Early in romantic relationships, individuals tend to be exceptionally focused on the wants and needs of their partners.  The emotional high of initial infatuation is compounded by a substantial surplus of giving in the relationship that creates a “honeymoon” period in the relationship.  Over time the individuals in relationship settle into a baseline level of “other/self focus” in the relationship reflective of individual dispositions, relationship expectations and experiences, and family of origin examples, all of which could result in either a surplus or deficit of giving still remaining in the relationship.  Kurdek (1993) reported an inverse relationship between the length of time a couple knew one another before marriage and the likelihood of divorce.  I would assert that this initial honeymoon period accounts, at least in part, for the correlation between a short courtship and divorce.  The degree of self focus is also impacted by life stressors.  Fatigue, cumulative resentment in the relationship, attachment injuries, occupational stressors, and the challenges of parenting can cause one to become more self focused in relationship with one’s mate.  Consequently as research has demonstrated, marital satisfaction is reduced by the presence of young children or adolescents in the household as these are stressors that cause a greater self focus for husband and wife and can create a deficit of giving in the marital relationship.  Additionally, the relationship deficit that develops becomes self-perpetuating.  The feeling that one’s needs are not being met in the relationship results in a further shift in the direction of the “self focused” end of the continuum and greater deficits in the relationship.  Problem-focused thinking develops in the couple relationship which hinders productive working together toward solutions.

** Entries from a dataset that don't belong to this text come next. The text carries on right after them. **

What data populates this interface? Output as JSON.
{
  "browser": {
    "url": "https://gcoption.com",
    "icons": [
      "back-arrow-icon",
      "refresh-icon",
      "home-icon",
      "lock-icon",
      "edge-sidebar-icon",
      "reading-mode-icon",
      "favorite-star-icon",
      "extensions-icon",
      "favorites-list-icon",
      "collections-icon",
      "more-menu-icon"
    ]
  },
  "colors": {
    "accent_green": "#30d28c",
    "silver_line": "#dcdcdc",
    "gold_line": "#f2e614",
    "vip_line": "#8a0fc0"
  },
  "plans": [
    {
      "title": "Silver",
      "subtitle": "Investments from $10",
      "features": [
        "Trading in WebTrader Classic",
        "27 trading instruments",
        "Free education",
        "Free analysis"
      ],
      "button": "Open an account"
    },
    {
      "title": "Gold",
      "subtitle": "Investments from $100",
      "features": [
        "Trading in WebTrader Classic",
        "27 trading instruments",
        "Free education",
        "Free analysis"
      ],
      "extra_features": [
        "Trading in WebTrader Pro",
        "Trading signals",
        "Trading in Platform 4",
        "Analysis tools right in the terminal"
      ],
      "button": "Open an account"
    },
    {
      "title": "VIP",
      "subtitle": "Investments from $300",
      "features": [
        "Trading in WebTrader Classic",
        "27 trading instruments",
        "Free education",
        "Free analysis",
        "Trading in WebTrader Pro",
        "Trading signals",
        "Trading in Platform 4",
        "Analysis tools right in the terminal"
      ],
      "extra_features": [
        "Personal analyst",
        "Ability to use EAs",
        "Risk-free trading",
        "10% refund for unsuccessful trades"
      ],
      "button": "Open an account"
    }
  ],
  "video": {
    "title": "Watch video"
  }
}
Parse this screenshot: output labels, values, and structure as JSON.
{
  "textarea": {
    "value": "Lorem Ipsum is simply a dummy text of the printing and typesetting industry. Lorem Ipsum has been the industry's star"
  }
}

So what do you do with this?  First, it may be helpful to recognize that your partner isn’t the problem.  If it feels like the relationship is in deficit, it may be just that the demands have increased beyond what your past efforts could sustain.  I had a former colleague who used to say, “Never assume malevolence where ignorance will suffice?”  In other words, “I wasn’t trying to be a jerk, I just did not have a view to the situation.”  I would add to that, “Don’t assume selfishness where fatigue will suffice.”  It could be that you are both exhausted and not that either is trying to ignore your partner’s needs.  Second, if this is resonating with you, you and your partner can recognize this as another form of negative cycle which is the enemy of your relationship.  Together you can fight against this.  Anything that is creating disconnection in your relationship is a foe that you should rally against together.  Third, you can make the decision to make the first step toward healing and putting the relationship in surplus.  This is not to say that you need to carry the entire weight of the relationship.  However, if you try to meet halfway, it will always feel like there is a deficit (see the “Uphill, Both Ways” post from November 19, 2012).  If you each try to give 60-65 percent, the emotional ends might meet.  Fourth, and most importantly, simultaneously ask for the emotional support you need and provide the empathy that your partner seeks.  Ultimately, we need to be able to turn to our partner for comfort and support when life is difficult (and vice versa).


Kurdek, L.A. (1993). Predicting marital dissolution: A 5-year prospective longitudinal study of newlywed couples. Journal of Personality and Social Psychology, 64, 221-242.

Posted in: Marriage